“I’m taking the twelve twenty-seven train to Montauk for a sunrise photo shoot. Are you in?” Cory asked, looking at our digital microwave clock.
It was midnight. He had just arrived home from another shoot in Lower Manhattan – the constant movement of a music photographer life. I just stumbled into the kitchen, fully ready for bed – the constant routine of having a full-time job. As he looked back over at me and waited for an answer to roll off my tongue, I started to rely on all the reasons I shouldn’t go. The to-do list piled high, but something pushed me to impulsively respond, “I’m in.”
We boarded the LIRR double decker train at Nostrand Avenue, leaving the hot July black top and blacked-out party goers Brooklyn had embraced, and headed towards the eastern tip of Long Island to greet the sun.
The commute into the night felt like an eternity. The acute train car lights made sleep almost impossible, along with the overzealous air conditioner vent that sat directly above us, blowing cold air on our already frigid bodies. We huddled together under a blanket for warmth and used Cory’s Pelican camera case as an ottoman. After several hours of tossing and teasing the idea of rest, the conductor announced that this was the last stop. Four in the morning and, somehow, we made it to the end of the world.
Shortly after, Cory’s full-time friends and part-time clients, Max and Mike, pulled up to pick us up in Max’s yellow jeep wrangler. Its reflective neon body illuminated in the train station parking lot, as Max drove up onto the curb, directly in front of us.
“Door to door service!” Max laughed from the driver side. He was wide-eyed and bubbling with an unstoppable energy, as per usual. We got in and drove towards the tip of Montauk Point, to the lighthouse.
Growing up in Suffolk County, I visited Montauk dozens of time, but never at this hour. The sky in front of us while driving resembled an inky black mass, only lit by Max’s brights and the dim, glowing eyes from the woods that fenced the road.
“Deer!” Max or Mike would yell occasionally, breaking the silence and waking me up from my half-sleep.
When we arrived to the lighthouse, dawn started to arrive too. The sky in its navy glory, we all got out of the jeep one by one to relish in the fact that we made it here – highly caffeinated and a bit delusional, but made it nonetheless. The other boys in the band assembled from their separate cars and walked down to the beach. While they discussed concepts, I walked alongside as a passenger on this impromptu adventure.
The boys went off to try and capture the best photos. I propped myself on the smoothest rock I could find and waited for the sun’s show. Just as I got comfy, the sun’s rays started to peak over the horizon and scattered through the atmosphere. Everywhere you looked began to turn into a blend of oranges and pinks. The sky, what was once a somber in-between of night and day, transformed into a kaleidoscope of cream colors, then developed into a soft aqua-blue, matching the tone of the sea in front of us. I watched the waves cleanse boulders out in the distance. The ocean washed over each object it came across with such poise and purpose.
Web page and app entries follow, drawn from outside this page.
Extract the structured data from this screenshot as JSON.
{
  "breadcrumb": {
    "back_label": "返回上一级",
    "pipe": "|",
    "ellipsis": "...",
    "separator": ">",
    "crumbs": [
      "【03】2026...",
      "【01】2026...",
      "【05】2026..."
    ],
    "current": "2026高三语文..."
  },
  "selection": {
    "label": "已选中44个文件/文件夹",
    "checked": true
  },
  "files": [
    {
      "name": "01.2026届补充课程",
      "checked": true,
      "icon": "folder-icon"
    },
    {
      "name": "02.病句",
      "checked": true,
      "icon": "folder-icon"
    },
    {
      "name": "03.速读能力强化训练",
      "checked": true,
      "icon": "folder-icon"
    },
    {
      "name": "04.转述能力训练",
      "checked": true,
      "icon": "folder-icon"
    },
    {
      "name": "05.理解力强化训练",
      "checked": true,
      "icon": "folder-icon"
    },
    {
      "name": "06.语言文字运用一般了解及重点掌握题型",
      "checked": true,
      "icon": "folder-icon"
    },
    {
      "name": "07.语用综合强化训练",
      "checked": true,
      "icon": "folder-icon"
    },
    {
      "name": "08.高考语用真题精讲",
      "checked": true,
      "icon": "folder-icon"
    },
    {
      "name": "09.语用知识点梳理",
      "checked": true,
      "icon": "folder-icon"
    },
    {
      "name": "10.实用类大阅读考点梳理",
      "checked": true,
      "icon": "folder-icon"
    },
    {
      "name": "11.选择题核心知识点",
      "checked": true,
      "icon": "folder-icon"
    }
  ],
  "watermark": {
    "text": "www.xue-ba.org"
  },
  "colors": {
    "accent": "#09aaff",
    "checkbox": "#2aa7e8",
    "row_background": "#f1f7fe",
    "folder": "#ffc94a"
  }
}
Subtly, it kissed the dry sand and, finally, retreated back into the current.
I began to forget all that was around me. Everything was perfect, even the wind chill started to not bother me. The beauty of the water’s slight change in direction in accordance with the wind left me compelled to learn from the scene unfolding before me. I thought to myself, I need to practice to be more like the ocean.
Quickly, twilight dissipated and morning fully arrived. Cory packed up his gear and the boys once again split up to their designated cars. Max drove Cory and I back to the station. We boarded a seven o’clock train and arrived at Penn Station by ten. Setting foot onto the platform, we immersed ourselves into the disarray Manhattan always seems to encompass. As we surfaced above ground, we watched the city’s commuters head underground to subway stations, moving like magnets to their destinations. And I stood with an ethereal high, observing the city from the outside for the first time in a long time. Like the ocean, Cory and I walked through the station’s ecosystem, ebbing and unfazed, merely gliding over our terrain. We, two tides, changing in accordance with the wind.
Photo Credit: Cory Ingram